Saturday, January 9, 2010

On Watching the Game

The Jets are winning 14 to 7, and the Bengal offense is talking on the bench. That is what catches my interest. The QB and the line are talking about what is happening and what it means.  They are not watching the Jets move down the field another time - they are discussing and considering and arguing about what they need to do.

We think football players are dumb (as in mute). These are not. These players know what it means to use language to solve a problem, to use language to move forward.  To win (hopefully).

Isn't this dialoguing a major goal of education?  (rhetorical question).

How can we bring our students to this point if we do not require them to have/practice these discussions about the situations, jobs, readings, experiences, activities, units which we arrange for them or arrange for them to arrange for themselves? 

I reflect on myself as both an athlete and a student (I was very good at both before college hit me for a loopy loop), but I did not talk much and no one required me to do it.  This was a problem.  In today's world, I would have been a Facebook all-nighter and had an iPhone in my pocket.  But I would still be avoiding f2f communication.  I learned to use and appreciate language by longing for it and studying it, I think.  But even today I often short-change myself f2f.

Where I am going is this: We need to put our students on teams and make success depend upon active, focused, informed communication.  I am tired of the pedagogy that says that students should all be doing or reading their own things, then sharing their learning.  This model is not a jig-saw puzzle or an engagement bullet.  It is a mush that more often that not is intensely boring to students and teachers alike.  Yet we are told to smile and nod and complement the individual, who learns nothing from feedback and who is engaged no further than she has engaged herself - which is too often too little.

We all learn by sharing ideas about the SAME content.

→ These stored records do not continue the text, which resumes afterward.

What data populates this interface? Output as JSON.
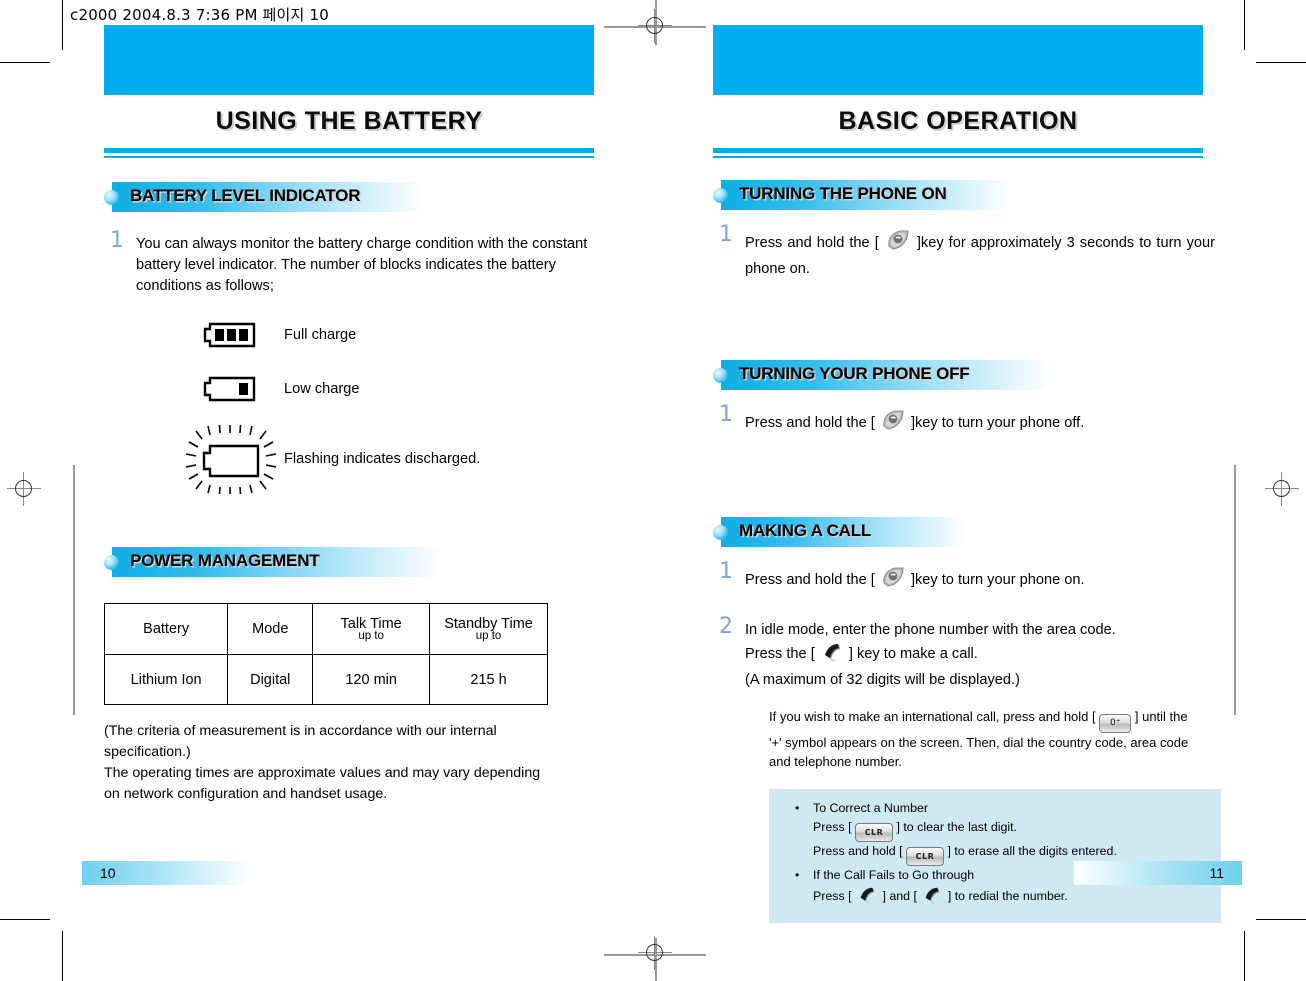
{
  "file_header": "c2000  2004.8.3 7:36 PM  페이지 10",
  "colors": {
    "accent": "#00aeef",
    "tip_box": "#cfe9f2",
    "step_number": "#7ea5d8"
  },
  "left_page": {
    "chapter_title": "USING THE BATTERY",
    "page_number": "10",
    "sections": [
      {
        "heading": "BATTERY LEVEL INDICATOR"
      },
      {
        "heading": "POWER MANAGEMENT"
      }
    ],
    "step1": {
      "number": "1",
      "text": "You can always monitor the battery charge condition with the constant battery level indicator. The number of blocks indicates the battery conditions as follows;"
    },
    "battery_states": [
      {
        "icon": "battery-full-icon",
        "label": "Full charge"
      },
      {
        "icon": "battery-low-icon",
        "label": "Low charge"
      },
      {
        "icon": "battery-flashing-icon",
        "label": "Flashing indicates discharged."
      }
    ],
    "table": {
      "headers": [
        "Battery",
        "Mode",
        "Talk Time",
        "Standby Time"
      ],
      "subheaders": [
        "",
        "",
        "up to",
        "up to"
      ],
      "rows": [
        [
          "Lithium Ion",
          "Digital",
          "120 min",
          "215 h"
        ]
      ]
    },
    "notes": [
      "(The criteria of measurement is in accordance with our internal",
      " specification.)",
      "The operating times are approximate values and may vary depending",
      "on network configuration and handset usage."
    ]
  },
  "right_page": {
    "chapter_title": "BASIC OPERATION",
    "page_number": "11",
    "sections": [
      {
        "heading": "TURNING THE PHONE ON",
        "steps": [
          {
            "number": "1",
            "before": "Press and hold the [",
            "icon": "power-key-icon",
            "after": "]key for approximately 3 seconds to turn your phone on."
          }
        ]
      },
      {
        "heading": "TURNING YOUR PHONE OFF",
        "steps": [
          {
            "number": "1",
            "before": "Press and hold the [",
            "icon": "power-key-icon",
            "after": "]key to turn your phone off."
          }
        ]
      },
      {
        "heading": "MAKING A CALL",
        "steps": [
          {
            "number": "1",
            "before": "Press and hold the [",
            "icon": "power-key-icon",
            "after": "]key to turn your phone on."
          },
          {
            "number": "2",
            "line1": "In idle mode, enter the phone number with the area code.",
            "line2_before": "Press the [",
            "line2_icon": "send-key-icon",
            "line2_after": "] key to make a call.",
            "line3": "(A maximum of 32 digits will be displayed.)"
          }
        ]
      }
    ],
    "subnote": {
      "part1": "If you wish to make an international call, press and hold [",
      "key_label": "0",
      "key_icon": "zero-key-icon",
      "part2": "] until the '+' symbol appears on the screen. Then, dial the country code, area code and telephone number."
    },
    "tip_box": {
      "bullet": "•",
      "items": [
        {
          "title": "To Correct a Number",
          "lines": [
            {
              "before": "Press [",
              "key": "CLR",
              "after": "] to clear the last digit."
            },
            {
              "before": "Press and hold [",
              "key": "CLR",
              "after": "] to erase all the digits entered."
            }
          ]
        },
        {
          "title": "If the Call Fails to Go through",
          "lines": [
            {
              "before": "Press [",
              "icon": "send-key-icon",
              "mid": "] and [",
              "icon2": "send-key-icon",
              "after": "] to redial the number."
            }
          ]
        }
      ]
    }
  }
}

That is what blogging, wikis, social networks, and football teams are all about.

Why can't education get it right?

1 comment:

  1. Hi Elizabeth,

    I'm a friend of Scott Love.

    I'm not sure what you mean by mush. Jeannette Veatch wrote several texts on Individualized Reading Instruction (Putnam) and developed entire management schemes for portfolio management and for conferencing with children using a reading workshop approach. See Veatch's Reding in the Elementary School (Richard C. Owen) which is now out of print. In practice, reading conferencing allows children to self-select texts and gives much more time with the teacher during the reading conference approach than any other method.

    Bill Barnes